“When it’s a drought, we receive calls from cattle ranchers,” Farias said. “Where there’s excessive rain, we get lots of phone calls from strawberry growers. It really depends on the disasters.”
At the moment, California livestock producers are in the grips of a drought that’s pushing the industry, families, and their livelihood to the brink. For people such as the Branquinhos, it’s just the way things go sometimes.
With 200 cows, business at the ranch is moving forward as usual—just with fewer cattle to sort and keep healthy.
John had major back surgery late last year, and on Feb. 12, he got on a horse for the first time since. He’s comfortable on his mare Maddie, and leaned with his hands folded across the saddle horn in a pen full of yearling steers.
They were separating heifers and steers, with the goal of putting bulls in with the females. Once pregnant, those heifers could start a new generation of Branquinho Ranch cows. And if the ranch is forced to sell, cows are worth more bred than fallow, and prices are at historic highs.
Brandy said that if they have to start over, that’s just the way it is. In the meantime, they’ll hang on to what they have and pull together as a family.

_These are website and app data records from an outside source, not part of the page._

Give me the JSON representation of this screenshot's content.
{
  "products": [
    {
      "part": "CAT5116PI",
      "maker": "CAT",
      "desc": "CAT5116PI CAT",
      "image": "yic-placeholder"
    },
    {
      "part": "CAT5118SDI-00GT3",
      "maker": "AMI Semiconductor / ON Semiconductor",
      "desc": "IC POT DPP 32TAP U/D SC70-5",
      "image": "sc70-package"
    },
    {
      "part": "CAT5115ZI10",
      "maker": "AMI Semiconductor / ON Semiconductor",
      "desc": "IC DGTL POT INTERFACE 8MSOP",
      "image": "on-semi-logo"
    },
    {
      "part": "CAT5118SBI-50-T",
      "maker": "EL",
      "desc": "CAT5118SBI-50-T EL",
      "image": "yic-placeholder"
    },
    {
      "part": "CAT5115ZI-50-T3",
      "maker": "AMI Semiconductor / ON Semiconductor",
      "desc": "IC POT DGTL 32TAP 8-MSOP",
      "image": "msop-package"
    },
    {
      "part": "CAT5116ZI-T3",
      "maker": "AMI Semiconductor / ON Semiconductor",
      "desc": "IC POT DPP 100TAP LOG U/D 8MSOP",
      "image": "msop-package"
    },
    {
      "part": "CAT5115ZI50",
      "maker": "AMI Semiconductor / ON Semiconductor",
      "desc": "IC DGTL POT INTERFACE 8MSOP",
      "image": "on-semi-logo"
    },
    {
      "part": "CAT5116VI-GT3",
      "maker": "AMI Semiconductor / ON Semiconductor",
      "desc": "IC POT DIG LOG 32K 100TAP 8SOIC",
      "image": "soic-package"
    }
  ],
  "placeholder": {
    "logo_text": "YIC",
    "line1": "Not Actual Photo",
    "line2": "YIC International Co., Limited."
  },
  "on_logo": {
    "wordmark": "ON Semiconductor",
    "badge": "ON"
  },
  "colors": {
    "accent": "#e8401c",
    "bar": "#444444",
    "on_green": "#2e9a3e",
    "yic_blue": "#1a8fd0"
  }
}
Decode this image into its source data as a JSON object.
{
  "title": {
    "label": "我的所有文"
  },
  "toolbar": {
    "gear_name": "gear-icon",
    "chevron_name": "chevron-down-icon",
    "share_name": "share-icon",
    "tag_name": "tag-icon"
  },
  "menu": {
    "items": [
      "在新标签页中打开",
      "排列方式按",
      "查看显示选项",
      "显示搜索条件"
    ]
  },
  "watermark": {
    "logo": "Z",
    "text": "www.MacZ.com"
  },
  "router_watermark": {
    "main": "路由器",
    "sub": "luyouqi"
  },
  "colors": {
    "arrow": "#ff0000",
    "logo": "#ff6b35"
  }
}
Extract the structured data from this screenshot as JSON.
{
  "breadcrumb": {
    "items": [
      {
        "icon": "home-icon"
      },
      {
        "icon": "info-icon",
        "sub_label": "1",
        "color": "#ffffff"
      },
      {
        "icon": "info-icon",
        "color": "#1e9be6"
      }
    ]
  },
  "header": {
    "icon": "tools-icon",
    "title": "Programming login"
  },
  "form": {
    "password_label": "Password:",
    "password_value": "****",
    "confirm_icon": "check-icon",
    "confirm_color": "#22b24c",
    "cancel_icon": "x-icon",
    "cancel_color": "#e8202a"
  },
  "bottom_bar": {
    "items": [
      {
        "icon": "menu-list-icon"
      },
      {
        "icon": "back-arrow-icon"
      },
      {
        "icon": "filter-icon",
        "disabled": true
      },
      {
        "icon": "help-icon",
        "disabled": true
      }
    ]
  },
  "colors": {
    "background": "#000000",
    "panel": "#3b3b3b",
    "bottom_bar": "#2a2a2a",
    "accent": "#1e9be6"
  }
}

“It’s our way of life,” Brandy said.
Contact Staff Writer Camillia Lanham at firstname.lastname@example.org.